## EXERCISE PROMPT
Check every line of the entries below for the word "name", and copy the ones that have it.

(Entries from a dataset of interfaces)

+++

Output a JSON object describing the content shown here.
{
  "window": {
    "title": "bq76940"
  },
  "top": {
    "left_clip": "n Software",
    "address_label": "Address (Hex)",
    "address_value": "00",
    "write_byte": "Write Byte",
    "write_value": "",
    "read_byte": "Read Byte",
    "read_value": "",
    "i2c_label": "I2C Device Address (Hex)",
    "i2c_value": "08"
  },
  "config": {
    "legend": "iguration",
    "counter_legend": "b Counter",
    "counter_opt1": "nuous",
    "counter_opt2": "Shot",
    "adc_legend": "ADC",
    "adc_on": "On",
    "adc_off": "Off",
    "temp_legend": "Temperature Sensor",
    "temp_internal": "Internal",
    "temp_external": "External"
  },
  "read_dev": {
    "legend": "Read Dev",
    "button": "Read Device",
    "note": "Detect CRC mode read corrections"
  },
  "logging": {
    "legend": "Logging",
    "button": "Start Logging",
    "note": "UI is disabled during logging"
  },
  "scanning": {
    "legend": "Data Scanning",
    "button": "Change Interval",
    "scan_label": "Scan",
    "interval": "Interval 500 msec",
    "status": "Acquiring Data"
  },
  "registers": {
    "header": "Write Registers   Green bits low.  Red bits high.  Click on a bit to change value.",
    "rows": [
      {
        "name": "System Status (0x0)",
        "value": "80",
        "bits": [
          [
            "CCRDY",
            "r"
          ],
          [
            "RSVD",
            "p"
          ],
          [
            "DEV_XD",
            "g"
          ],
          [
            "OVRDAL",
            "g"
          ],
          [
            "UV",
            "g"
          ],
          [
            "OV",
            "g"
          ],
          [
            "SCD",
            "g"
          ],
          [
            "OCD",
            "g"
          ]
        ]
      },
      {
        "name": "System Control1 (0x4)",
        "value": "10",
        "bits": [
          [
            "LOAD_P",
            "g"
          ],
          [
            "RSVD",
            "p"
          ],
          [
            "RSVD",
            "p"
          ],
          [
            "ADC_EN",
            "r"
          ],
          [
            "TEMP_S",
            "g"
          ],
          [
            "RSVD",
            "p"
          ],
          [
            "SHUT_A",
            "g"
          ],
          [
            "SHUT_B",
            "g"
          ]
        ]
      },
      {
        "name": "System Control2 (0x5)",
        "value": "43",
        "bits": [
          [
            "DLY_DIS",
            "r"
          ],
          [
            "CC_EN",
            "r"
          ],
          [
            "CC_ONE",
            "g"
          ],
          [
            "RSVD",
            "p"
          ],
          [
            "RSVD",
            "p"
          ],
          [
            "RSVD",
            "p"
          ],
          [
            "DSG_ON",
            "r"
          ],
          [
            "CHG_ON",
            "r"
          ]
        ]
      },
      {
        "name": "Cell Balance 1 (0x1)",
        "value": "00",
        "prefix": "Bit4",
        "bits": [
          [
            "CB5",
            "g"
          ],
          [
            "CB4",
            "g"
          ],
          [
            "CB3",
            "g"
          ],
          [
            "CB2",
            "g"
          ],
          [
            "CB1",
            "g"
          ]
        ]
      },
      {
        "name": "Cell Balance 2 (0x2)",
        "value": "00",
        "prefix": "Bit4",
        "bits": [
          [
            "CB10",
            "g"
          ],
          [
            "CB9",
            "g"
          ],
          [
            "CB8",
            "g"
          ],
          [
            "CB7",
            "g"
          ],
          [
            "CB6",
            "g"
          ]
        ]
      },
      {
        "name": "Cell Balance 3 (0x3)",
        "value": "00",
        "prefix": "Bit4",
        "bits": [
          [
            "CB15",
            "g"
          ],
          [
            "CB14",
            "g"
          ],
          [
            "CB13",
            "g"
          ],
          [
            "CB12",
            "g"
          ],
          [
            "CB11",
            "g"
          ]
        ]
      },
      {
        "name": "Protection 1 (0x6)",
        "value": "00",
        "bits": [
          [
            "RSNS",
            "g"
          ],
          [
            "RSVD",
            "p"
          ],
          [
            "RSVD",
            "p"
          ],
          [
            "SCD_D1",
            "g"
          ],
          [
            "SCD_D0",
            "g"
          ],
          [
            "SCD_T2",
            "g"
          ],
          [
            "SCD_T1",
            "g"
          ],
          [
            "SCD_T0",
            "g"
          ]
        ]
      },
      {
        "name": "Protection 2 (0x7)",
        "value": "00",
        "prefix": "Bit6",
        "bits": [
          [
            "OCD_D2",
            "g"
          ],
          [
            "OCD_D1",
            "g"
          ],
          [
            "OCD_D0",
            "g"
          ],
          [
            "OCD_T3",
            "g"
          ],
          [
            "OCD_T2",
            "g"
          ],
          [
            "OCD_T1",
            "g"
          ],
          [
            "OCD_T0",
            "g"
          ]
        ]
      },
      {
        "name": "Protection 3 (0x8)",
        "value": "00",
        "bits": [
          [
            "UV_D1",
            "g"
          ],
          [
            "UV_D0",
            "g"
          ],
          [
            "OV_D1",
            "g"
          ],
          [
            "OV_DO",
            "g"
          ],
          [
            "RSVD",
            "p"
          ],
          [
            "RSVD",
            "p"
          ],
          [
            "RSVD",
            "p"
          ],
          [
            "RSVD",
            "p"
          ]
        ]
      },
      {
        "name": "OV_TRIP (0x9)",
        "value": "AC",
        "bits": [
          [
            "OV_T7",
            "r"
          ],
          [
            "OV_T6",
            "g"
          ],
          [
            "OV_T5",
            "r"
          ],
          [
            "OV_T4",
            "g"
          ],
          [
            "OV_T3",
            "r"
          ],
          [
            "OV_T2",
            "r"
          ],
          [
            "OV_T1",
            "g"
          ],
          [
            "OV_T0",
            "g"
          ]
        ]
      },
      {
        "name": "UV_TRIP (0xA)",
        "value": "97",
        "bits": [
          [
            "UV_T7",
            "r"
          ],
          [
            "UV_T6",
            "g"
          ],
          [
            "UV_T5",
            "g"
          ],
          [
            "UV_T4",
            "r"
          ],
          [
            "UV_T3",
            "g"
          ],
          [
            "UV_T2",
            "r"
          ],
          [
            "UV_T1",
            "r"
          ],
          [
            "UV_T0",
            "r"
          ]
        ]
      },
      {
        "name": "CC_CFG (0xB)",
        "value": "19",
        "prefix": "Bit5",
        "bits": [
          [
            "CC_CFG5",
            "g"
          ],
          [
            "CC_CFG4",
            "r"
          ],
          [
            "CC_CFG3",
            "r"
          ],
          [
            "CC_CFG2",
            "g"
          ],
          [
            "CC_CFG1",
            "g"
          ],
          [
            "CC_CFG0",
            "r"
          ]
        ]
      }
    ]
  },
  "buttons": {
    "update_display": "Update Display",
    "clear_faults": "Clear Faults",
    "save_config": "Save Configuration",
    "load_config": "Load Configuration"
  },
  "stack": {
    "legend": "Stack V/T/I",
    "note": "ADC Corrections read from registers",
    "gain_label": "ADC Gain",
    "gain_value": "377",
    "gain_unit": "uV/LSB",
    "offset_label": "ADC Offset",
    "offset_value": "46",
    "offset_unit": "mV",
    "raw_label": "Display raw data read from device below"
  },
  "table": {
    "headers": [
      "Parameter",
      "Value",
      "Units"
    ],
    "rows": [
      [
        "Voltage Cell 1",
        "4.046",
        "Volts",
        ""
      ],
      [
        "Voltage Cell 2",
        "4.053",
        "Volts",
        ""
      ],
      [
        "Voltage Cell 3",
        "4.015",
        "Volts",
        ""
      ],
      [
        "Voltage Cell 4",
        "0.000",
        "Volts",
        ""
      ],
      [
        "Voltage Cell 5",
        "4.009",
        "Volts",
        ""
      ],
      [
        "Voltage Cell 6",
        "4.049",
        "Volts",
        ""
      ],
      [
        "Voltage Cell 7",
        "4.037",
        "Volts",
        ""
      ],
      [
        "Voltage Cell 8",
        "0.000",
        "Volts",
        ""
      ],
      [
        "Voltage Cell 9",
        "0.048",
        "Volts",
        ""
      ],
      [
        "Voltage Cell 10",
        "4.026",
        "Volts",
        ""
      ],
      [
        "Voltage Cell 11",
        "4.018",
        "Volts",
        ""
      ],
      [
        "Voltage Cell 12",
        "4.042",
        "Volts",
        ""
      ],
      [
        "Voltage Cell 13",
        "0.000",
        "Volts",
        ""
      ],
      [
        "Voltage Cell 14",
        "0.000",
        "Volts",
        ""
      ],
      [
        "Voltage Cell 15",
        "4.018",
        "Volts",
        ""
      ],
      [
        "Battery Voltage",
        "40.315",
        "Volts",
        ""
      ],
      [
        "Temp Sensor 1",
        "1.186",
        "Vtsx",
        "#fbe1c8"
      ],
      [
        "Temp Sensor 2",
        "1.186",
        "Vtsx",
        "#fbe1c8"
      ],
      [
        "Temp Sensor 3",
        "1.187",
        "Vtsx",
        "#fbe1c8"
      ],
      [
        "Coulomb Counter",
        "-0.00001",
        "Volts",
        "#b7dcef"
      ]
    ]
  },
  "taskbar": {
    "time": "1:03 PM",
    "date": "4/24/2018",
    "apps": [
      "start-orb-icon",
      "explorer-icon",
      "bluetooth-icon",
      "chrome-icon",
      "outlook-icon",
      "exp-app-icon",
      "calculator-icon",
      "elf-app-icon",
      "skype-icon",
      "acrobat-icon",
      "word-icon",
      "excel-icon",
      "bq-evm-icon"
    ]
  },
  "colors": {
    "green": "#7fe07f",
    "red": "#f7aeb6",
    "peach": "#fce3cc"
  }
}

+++

## EXERCISE ANSWER
        "name": "System Status (0x0)",
        "name": "System Control1 (0x4)",
        "name": "System Control2 (0x5)",
        "name": "Cell Balance 1 (0x1)",
        "name": "Cell Balance 2 (0x2)",
        "name": "Cell Balance 3 (0x3)",
        "name": "Protection 1 (0x6)",
        "name": "Protection 2 (0x7)",
        "name": "Protection 3 (0x8)",
        "name": "OV_TRIP (0x9)",
        "name": "UV_TRIP (0xA)",
        "name": "CC_CFG (0xB)",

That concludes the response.